Anger that Ontario, Quebec not included in Great Lakes water diversion decision

 DOMINION BAY – A representative of the Algonquin Eco-Watch is furious that Ontario and Quebec were not included in the Great Lakes Compact water diversion which he says will essentially mean more water from Canada being diverted for use by the United States.

 “I just received some news on that, and I’m mad as hell about it. I think the Americans put another one over on us,” stated Mike Wilton. “It’s unfortunate that Ontario and Quebec were not included in The Compact. The reason for this may lie in the fact that in that case, even though Ontario and Quebec are unlikely to receive additional water from the basin, there is a 100 percent likelihood that they will be the providers of the additional water that is diverted from the basin.”

 “Therefore, if the Canadian provinces were subject to the same compact as the US states, it would not be possible for them to increase the amount of water provided to the US states—and it is obvious that the additional water required in this case will come from the two Canadian provinces,” said Mr. Wilton. “This is convoluted reasoning admittedly, however it points at the fact that in future negotiations regarding the Great Lakes Basin, all jurisdictions, i.e. Canadian provinces and US states bordering on the Great Lakes Basin, must be included in negotiations.”

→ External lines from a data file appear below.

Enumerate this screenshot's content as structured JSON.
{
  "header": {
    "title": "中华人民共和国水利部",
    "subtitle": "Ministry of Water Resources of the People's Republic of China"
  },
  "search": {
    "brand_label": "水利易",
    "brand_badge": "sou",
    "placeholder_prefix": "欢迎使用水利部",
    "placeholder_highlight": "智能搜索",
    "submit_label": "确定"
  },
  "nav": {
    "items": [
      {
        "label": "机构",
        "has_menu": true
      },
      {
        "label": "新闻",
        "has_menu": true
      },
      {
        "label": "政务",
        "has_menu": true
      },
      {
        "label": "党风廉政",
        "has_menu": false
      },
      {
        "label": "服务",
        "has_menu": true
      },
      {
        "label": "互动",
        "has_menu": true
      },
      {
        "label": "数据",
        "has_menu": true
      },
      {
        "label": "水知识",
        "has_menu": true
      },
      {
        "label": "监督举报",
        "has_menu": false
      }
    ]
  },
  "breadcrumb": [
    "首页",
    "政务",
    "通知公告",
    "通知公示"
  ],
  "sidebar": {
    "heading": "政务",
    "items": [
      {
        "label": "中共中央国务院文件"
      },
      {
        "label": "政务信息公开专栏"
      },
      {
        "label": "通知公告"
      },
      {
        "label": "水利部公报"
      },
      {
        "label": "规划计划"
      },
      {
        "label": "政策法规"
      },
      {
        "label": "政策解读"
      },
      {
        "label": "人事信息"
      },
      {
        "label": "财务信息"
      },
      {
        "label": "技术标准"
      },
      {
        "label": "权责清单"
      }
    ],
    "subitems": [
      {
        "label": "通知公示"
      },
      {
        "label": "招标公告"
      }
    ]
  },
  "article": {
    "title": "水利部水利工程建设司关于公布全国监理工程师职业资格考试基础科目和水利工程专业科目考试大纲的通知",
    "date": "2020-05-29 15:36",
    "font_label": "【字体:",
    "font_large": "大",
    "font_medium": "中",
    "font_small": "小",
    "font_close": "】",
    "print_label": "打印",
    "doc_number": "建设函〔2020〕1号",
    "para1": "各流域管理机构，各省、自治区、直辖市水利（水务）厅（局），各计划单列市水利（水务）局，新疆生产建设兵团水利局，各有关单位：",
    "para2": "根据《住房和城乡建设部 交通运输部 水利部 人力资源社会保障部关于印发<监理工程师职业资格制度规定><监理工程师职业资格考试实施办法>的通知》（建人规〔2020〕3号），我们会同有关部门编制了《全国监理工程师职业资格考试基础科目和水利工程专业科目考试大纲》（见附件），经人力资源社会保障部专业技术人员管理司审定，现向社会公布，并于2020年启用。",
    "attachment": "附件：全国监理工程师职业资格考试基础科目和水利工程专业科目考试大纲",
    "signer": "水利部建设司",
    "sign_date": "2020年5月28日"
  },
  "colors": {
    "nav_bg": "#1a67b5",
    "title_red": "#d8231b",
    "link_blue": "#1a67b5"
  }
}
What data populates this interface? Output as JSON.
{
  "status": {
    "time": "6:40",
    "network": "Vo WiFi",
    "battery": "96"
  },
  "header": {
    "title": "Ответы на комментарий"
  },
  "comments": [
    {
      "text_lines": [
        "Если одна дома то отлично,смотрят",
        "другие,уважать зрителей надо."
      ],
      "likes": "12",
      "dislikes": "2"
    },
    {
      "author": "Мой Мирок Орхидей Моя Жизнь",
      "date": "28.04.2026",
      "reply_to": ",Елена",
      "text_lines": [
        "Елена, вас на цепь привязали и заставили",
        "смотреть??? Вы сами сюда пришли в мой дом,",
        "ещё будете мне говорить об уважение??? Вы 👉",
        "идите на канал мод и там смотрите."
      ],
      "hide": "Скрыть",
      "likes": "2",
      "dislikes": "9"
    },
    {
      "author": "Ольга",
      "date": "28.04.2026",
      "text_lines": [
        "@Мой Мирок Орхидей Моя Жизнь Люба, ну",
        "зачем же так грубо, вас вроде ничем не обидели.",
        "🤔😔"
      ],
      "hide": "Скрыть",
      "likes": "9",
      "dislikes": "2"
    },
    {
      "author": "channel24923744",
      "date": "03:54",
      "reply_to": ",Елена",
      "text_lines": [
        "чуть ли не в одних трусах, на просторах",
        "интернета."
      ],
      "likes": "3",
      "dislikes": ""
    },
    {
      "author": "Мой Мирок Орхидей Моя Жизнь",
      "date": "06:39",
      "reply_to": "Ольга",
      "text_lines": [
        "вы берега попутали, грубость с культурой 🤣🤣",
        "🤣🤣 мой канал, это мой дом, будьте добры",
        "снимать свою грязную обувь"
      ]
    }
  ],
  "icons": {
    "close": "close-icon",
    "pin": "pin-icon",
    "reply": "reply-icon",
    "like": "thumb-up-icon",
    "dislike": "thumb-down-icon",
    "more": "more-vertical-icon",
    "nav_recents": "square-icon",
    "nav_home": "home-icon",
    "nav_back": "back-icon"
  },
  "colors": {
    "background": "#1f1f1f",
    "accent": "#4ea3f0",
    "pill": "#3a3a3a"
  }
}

 Late last week, a Wisconsin judge upheld the Foxconn decision, undermining the ‘Compact’ designed to prevent Great Lakes diversions, a For Love of Water (FLOW) release noted. “In a major ruling late last week involving the Great Lakes Compact, a Wisconsin administrative law judge (ALJ) upheld a decision by the State of Wisconsin to authorize a massive diversion of Lake Michigan water primarily to benefit a single customer, the Foxconn Corporation, a Taiwanese multi-national electronics manufacturing company.”

 “Canadians were not considered when the compact was put in place,” said Mr. Wilton. “But guess where the water will come from? They will draw more from the Hudson River and divert it to the US. And basically, the judge in this ruling said they can divert as much as they want.”

 “The ALJ ruling involves an exception to the compact’s ban on diversion in the case of “straddling” communities or counties that are partly in, and partly out, of the Great Lakes watershed,” the release noted. “Here are four things you need to know about this decision and its adoption in 2008 by the eight states bordering Great Lakes. 1) Under the compact, a diversion out of the Great Lakes Basin to a straddling community must be ‘solely for public water supply purposes,’ defined as ‘largely residential,’ with some recognition of commercial or industrial customers.”

 “The Wisconsin Department of Natural Resources (DNR) in April 2018 approved this new diversion of up to seven million gallons a day of Lake Michigan water via the city of Racine (Wisconsin) into a neighbouring, mostly vacant part of the Village of Mount Pleasant to serve one customer, Foxconn, and its planned 1,000-plus acre manufacturing complex to produce liquid crystal flat-screen panels,” the FLOW release explains. “The compact calls for strict application and narrow interpretation of the straddling community exception because the intent of the compact is to keep water in the basin and protect the integrity of water and needs of communities inside the basin. FLOW filed an amicus brief in opposing the diversion in March 2019, urging Wisconsin to honour the narrow limitations set forth by the compact.”

 “On June 7, the Wisconsin ALJ basically rejected the arguments made by FLOW and others, completely ignoring the largely residential limitation. In short, (the judge) added new words to the straddling community exception standard in the compact to justify a diversion of Great Lakes water to aid a private international corporation.”

 “The Foxconn diversion is hardly ‘residential’,” says FLOW. “FLOW and petitioner public interest organizations challenged the approval because diversions to straddling communities are prohibited unless ‘solely for public water supply purposes,’ which means ‘largely residential customers.’ The ALJ, like the Wisconsin DNR, rejected these arguments, and instead interpreted the exception broadly—in effect, changing the very definition and plain meaning of the compact and standard.”

 “The decision threatens the integrity of the compact’s ban on diversions and could result in massive quantities of water to flow outside the basin—not a good outcome for the Great Lakes and the 40 million people who live in the basin,” said FLOW. ”The decision also ignored the legal principle that these waters are subject to the public trust doctrine, which prohibits transfers of public trust resources for primarily private purposes.”

 “FLOW will continue to press the case that the Foxconn diversion is in conflict with both the plain language and the intent of the compact.”